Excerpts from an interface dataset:
────────────────────────────────────────
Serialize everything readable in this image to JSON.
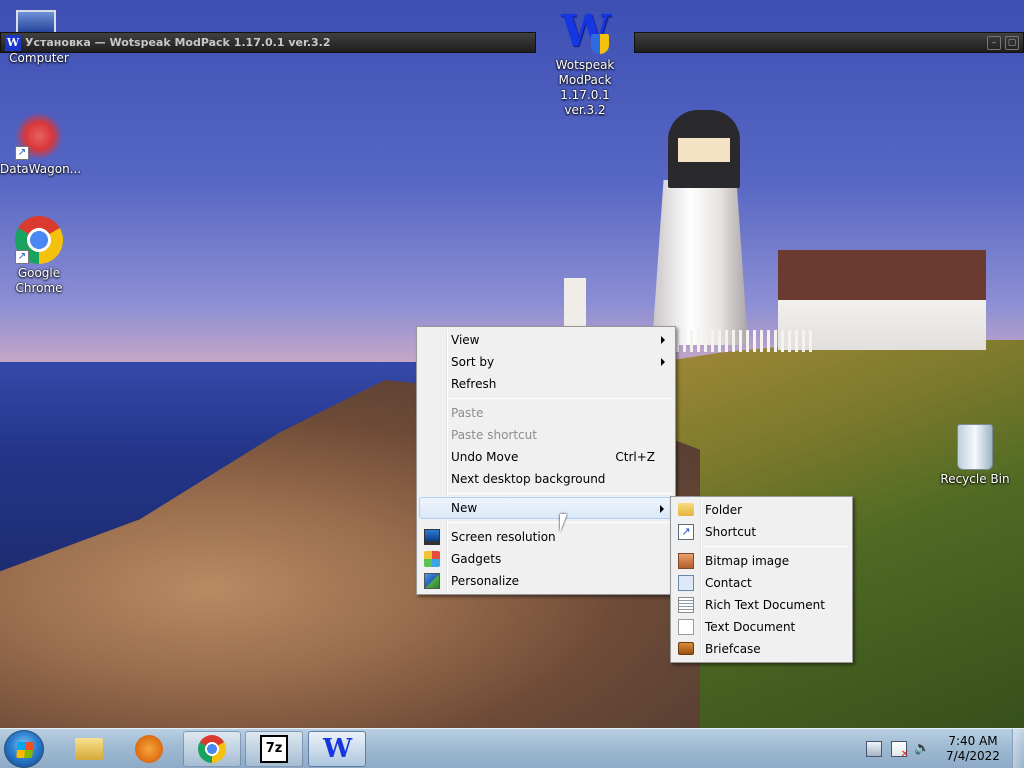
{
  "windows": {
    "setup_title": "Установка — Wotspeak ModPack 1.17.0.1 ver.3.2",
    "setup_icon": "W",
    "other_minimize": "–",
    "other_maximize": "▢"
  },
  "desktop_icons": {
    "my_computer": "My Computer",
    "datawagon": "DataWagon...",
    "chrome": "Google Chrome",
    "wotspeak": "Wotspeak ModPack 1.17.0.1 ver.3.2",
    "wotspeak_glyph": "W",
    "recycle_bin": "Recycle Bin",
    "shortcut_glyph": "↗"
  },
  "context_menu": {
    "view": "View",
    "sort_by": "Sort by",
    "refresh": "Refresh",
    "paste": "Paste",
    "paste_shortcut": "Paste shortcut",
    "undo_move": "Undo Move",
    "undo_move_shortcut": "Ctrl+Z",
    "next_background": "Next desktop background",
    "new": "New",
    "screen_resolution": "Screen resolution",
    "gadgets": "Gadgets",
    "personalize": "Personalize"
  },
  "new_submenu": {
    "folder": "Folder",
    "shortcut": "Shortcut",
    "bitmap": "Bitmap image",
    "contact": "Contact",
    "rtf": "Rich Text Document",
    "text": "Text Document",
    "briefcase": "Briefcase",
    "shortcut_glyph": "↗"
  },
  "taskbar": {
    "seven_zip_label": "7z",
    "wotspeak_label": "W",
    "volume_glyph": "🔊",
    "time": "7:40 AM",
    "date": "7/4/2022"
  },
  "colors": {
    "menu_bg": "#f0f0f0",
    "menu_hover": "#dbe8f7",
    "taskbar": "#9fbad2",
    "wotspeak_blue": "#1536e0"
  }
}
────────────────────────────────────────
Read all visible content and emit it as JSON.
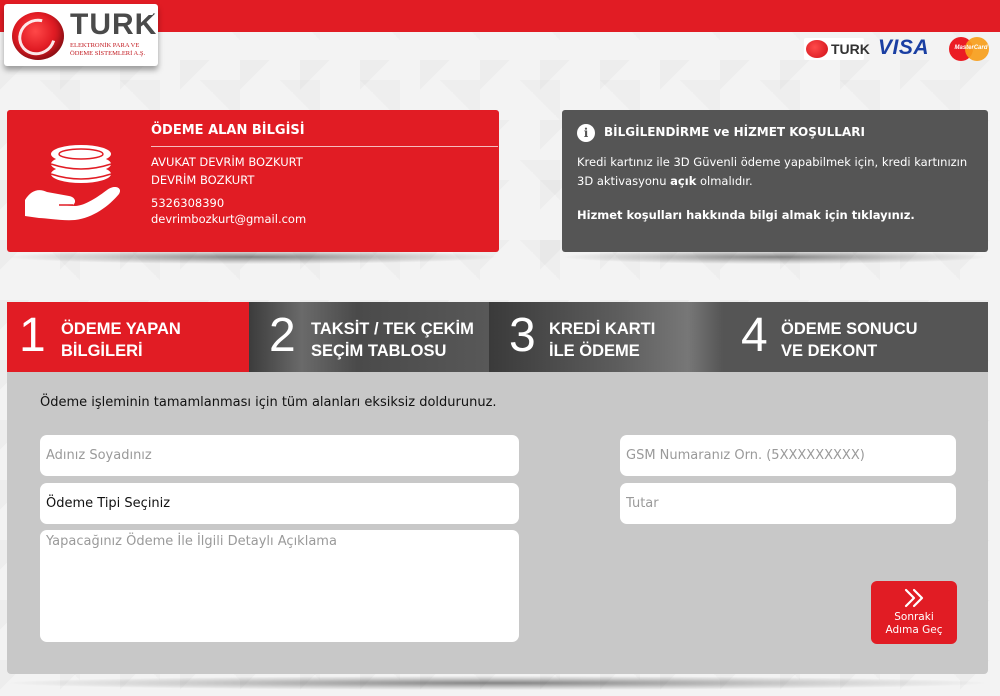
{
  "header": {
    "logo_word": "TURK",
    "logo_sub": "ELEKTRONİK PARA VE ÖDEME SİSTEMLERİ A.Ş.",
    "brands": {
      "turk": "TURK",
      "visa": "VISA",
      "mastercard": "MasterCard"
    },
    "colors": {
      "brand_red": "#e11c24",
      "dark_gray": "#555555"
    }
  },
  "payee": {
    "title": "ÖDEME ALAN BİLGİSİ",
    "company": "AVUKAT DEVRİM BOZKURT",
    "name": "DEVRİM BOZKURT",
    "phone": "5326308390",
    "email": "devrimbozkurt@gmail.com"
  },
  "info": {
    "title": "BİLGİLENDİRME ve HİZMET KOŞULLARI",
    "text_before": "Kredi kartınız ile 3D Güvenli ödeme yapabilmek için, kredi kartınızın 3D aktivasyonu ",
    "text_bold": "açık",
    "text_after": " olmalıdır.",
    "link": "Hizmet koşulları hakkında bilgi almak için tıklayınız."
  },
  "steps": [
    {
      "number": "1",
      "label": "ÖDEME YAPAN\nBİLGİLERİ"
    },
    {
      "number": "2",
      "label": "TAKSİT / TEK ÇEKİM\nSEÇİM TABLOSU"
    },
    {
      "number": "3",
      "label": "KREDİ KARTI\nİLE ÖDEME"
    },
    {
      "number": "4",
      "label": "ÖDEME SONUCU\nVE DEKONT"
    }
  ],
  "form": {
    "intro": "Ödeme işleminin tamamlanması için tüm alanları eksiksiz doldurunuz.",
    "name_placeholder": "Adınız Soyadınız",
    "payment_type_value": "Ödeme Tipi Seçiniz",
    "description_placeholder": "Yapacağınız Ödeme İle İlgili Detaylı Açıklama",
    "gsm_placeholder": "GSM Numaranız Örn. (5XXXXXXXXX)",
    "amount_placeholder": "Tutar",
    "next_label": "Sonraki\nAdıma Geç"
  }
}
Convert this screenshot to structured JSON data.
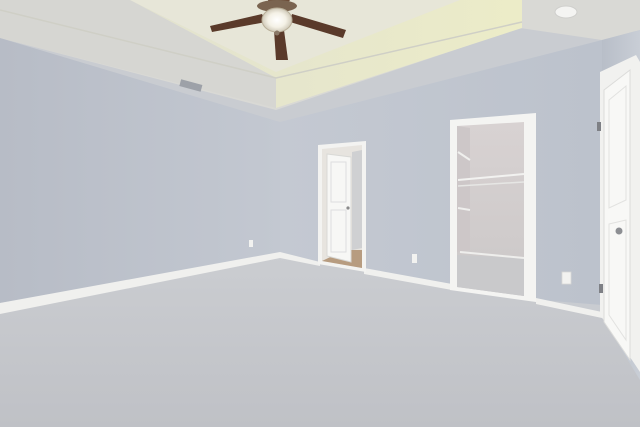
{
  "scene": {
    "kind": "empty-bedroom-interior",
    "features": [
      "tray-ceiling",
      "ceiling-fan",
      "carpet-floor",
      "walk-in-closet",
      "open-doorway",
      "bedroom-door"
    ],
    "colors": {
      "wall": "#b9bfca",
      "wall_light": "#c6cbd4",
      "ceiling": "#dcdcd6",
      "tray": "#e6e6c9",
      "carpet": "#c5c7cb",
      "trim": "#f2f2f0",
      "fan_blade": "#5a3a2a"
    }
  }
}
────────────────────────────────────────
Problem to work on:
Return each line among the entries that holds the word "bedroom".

Your solution:
    "kind": "empty-bedroom-interior",
      "bedroom-door"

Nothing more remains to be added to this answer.